BEGIN

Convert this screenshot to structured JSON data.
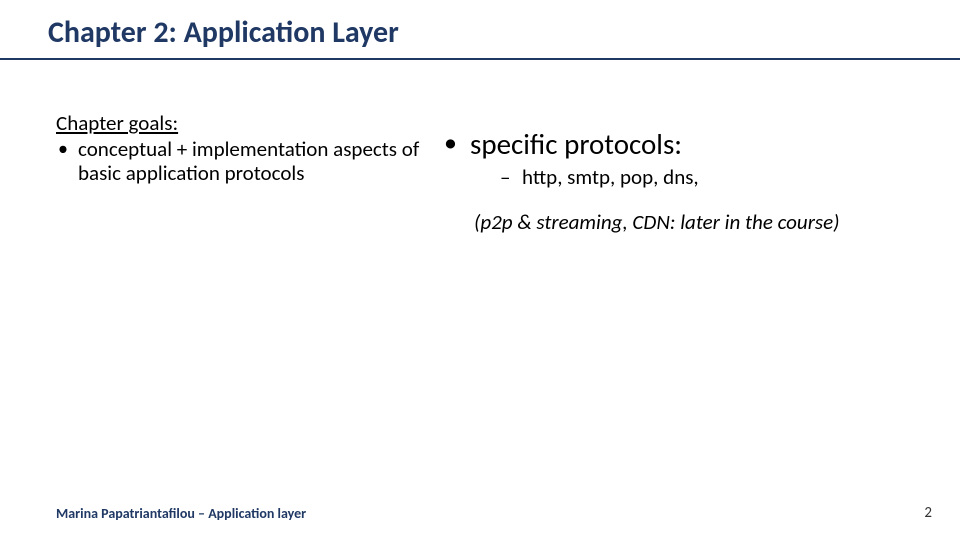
{
  "title": "Chapter 2: Application Layer",
  "left": {
    "heading": "Chapter goals:",
    "bullets": [
      "conceptual + implementation aspects of basic application protocols"
    ]
  },
  "right": {
    "bullets": [
      {
        "text": "specific protocols:",
        "sub": [
          "http, smtp, pop, dns,"
        ]
      }
    ],
    "note": "(p2p & streaming, CDN: later in the course)"
  },
  "footer": {
    "left": "Marina Papatriantafilou –  Application layer",
    "page": "2"
  }
}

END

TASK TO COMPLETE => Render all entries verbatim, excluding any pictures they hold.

RESPONSE BOX =>
Convert this screenshot to structured JSON data.
{
  "title": "Chapter 2: Application Layer",
  "left": {
    "heading": "Chapter goals:",
    "bullets": [
      "conceptual + implementation aspects of basic application protocols"
    ]
  },
  "right": {
    "bullets": [
      {
        "text": "specific protocols:",
        "sub": [
          "http, smtp, pop, dns,"
        ]
      }
    ],
    "note": "(p2p & streaming, CDN: later in the course)"
  },
  "footer": {
    "left": "Marina Papatriantafilou –  Application layer",
    "page": "2"
  }
}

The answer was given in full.